ACL reconstruction is typically done arthroscopically, which, as we described above, is minimally invasive and requires only a few small incisions into the knee. During the surgery, your surgeon will make several small cuts around the knee and clean out the inside of the knee using a sterile saline solution. From there, they will insert an arthroscope into one of the incisions and will be guided by the tiny camera on the end that projects images onto a screen. The surgeon will insert their tools into the other small incisions. They will drill small holes into the upper and lower leg bones where they come together at the knee. The holes form tunnels which the graft is anchored to. The surgeon will then make another small incision into the knee to take the replacement graft.

The graft tissue is pulled through the tunnels and secured with screws or staples. The incisions are then closed and the knee is bandaged.

ACL Surgery Recovery

Immediately after the surgery, your knee will be swollen and you may have numbness around the incisions. You can use ice to reduce swelling. Your doctor may prescribe pain medication to ease discomfort. In the days following ACL surgery, you need to keep your incisions clean and dry and watch for signs of infection.

ACL reconstruction recovery can take several months, and patients should progress gradually in their recoveries to avoid re-injuring their knees.

The ACL reconstruction recovery timeline begins immediately after surgery, with the primary goal of reducing swelling and preventing discomfort. The next few weeks of recovery will focus on regaining motion in the knee joint. This involves extending and flexing the knee. The next goal is to regain strength.

After about a month and a half to two months after surgery, patients can begin light jogging, bicycling or swimming. Sports that involve side-to-side movements or pivoting, like basketball or football, should not be attempted at this stage of the recovery until a few months later. Patients can progress to that stage of recovery by performing exercises designed to simulate those activities.

Athletes will be cleared to return to regular sporting activities only after being cleared by their orthopedic surgeon. When doing so, they might be advised to wear a knee brace. All told an ACL reconstructive surgery recovery could take eight months, a year, or two years depending on the severity of the tear.

Contact an Orthopedic Surgeon in Beverly Hills

La Peer Health Systems in Beverly Hills boast some of the country’s finest orthopedic surgeons and sports medicine doctors. We utilize the latest and most effective procedures when performing arthroscopic reconstructive surgeries on the anterior cruciate ligament.

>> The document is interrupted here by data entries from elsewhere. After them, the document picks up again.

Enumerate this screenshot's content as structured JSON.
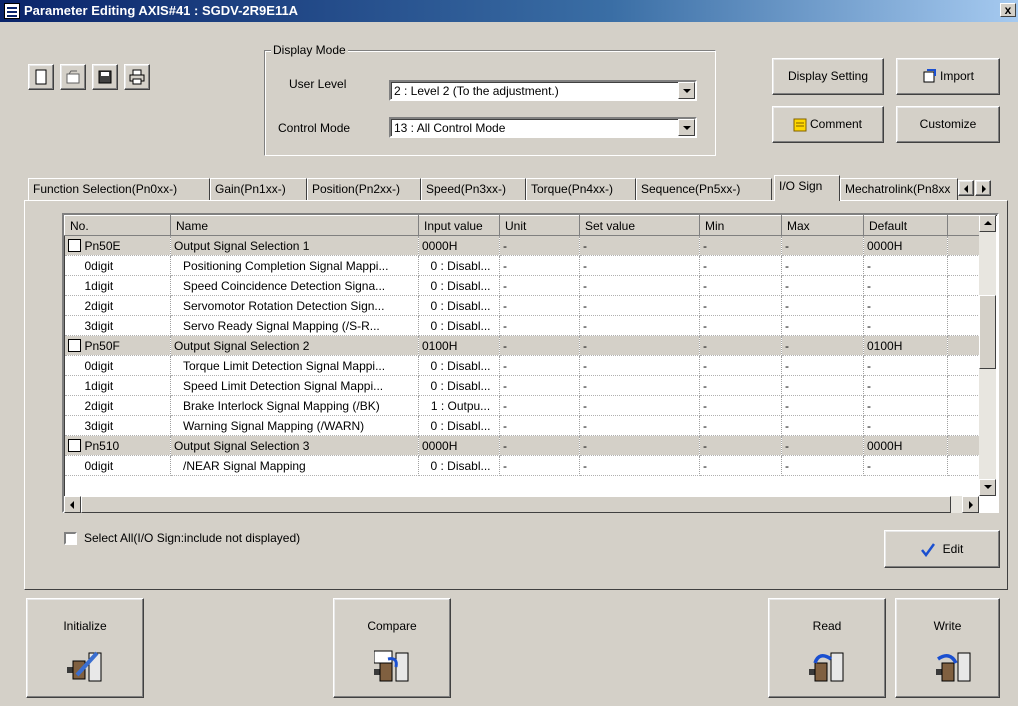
{
  "window": {
    "title": "Parameter Editing  AXIS#41 : SGDV-2R9E11A",
    "close_label": "x"
  },
  "toolbar": {
    "icons": [
      "new-icon",
      "open-icon",
      "save-icon",
      "print-icon"
    ]
  },
  "display_mode": {
    "legend": "Display Mode",
    "user_level_label": "User Level",
    "user_level_value": "2 : Level 2 (To the adjustment.)",
    "control_mode_label": "Control Mode",
    "control_mode_value": "13 : All Control Mode"
  },
  "right_buttons": {
    "display_setting": "Display Setting",
    "import": "Import",
    "comment": "Comment",
    "customize": "Customize"
  },
  "tabs": [
    "Function Selection(Pn0xx-)",
    "Gain(Pn1xx-)",
    "Position(Pn2xx-)",
    "Speed(Pn3xx-)",
    "Torque(Pn4xx-)",
    "Sequence(Pn5xx-)",
    "I/O Sign",
    "Mechatrolink(Pn8xx"
  ],
  "active_tab": "I/O Sign",
  "table": {
    "columns": [
      "No.",
      "Name",
      "Input value",
      "Unit",
      "Set value",
      "Min",
      "Max",
      "Default"
    ],
    "rows": [
      {
        "no": "Pn50E",
        "name": "Output Signal Selection 1",
        "input": "0000H",
        "unit": "-",
        "set": "-",
        "min": "-",
        "max": "-",
        "def": "0000H",
        "kind": "param"
      },
      {
        "no": "0digit",
        "name": "Positioning Completion Signal Mappi...",
        "input": "0 : Disabl...",
        "unit": "-",
        "set": "-",
        "min": "-",
        "max": "-",
        "def": "-",
        "kind": "digit"
      },
      {
        "no": "1digit",
        "name": "Speed Coincidence Detection Signa...",
        "input": "0 : Disabl...",
        "unit": "-",
        "set": "-",
        "min": "-",
        "max": "-",
        "def": "-",
        "kind": "digit"
      },
      {
        "no": "2digit",
        "name": "Servomotor Rotation Detection Sign...",
        "input": "0 : Disabl...",
        "unit": "-",
        "set": "-",
        "min": "-",
        "max": "-",
        "def": "-",
        "kind": "digit"
      },
      {
        "no": "3digit",
        "name": "Servo Ready Signal Mapping (/S-R...",
        "input": "0 : Disabl...",
        "unit": "-",
        "set": "-",
        "min": "-",
        "max": "-",
        "def": "-",
        "kind": "digit"
      },
      {
        "no": "Pn50F",
        "name": "Output Signal Selection 2",
        "input": "0100H",
        "unit": "-",
        "set": "-",
        "min": "-",
        "max": "-",
        "def": "0100H",
        "kind": "param"
      },
      {
        "no": "0digit",
        "name": "Torque Limit Detection Signal Mappi...",
        "input": "0 : Disabl...",
        "unit": "-",
        "set": "-",
        "min": "-",
        "max": "-",
        "def": "-",
        "kind": "digit"
      },
      {
        "no": "1digit",
        "name": "Speed Limit Detection Signal Mappi...",
        "input": "0 : Disabl...",
        "unit": "-",
        "set": "-",
        "min": "-",
        "max": "-",
        "def": "-",
        "kind": "digit"
      },
      {
        "no": "2digit",
        "name": "Brake Interlock Signal Mapping (/BK)",
        "input": "1 : Outpu...",
        "unit": "-",
        "set": "-",
        "min": "-",
        "max": "-",
        "def": "-",
        "kind": "digit"
      },
      {
        "no": "3digit",
        "name": "Warning Signal Mapping (/WARN)",
        "input": "0 : Disabl...",
        "unit": "-",
        "set": "-",
        "min": "-",
        "max": "-",
        "def": "-",
        "kind": "digit"
      },
      {
        "no": "Pn510",
        "name": "Output Signal Selection 3",
        "input": "0000H",
        "unit": "-",
        "set": "-",
        "min": "-",
        "max": "-",
        "def": "0000H",
        "kind": "param"
      },
      {
        "no": "0digit",
        "name": "/NEAR Signal Mapping",
        "input": "0 : Disabl...",
        "unit": "-",
        "set": "-",
        "min": "-",
        "max": "-",
        "def": "-",
        "kind": "digit"
      }
    ]
  },
  "select_all_label": "Select All(I/O Sign:include not displayed)",
  "edit_label": "Edit",
  "bottom_buttons": {
    "initialize": "Initialize",
    "compare": "Compare",
    "read": "Read",
    "write": "Write"
  },
  "colors": {
    "face": "#d4d0c8",
    "title_start": "#0a246a",
    "title_end": "#a6caf0",
    "highlight_row": "#d4d0c8"
  }
}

To schedule a consultation with one of our talented orthopedic surgeons in Beverly Hills, call (855) 360-9119 or fill out our contact form.

For more information please visit our Knee Surgery Center of Excellence website, dedicated 100% to knee surgery!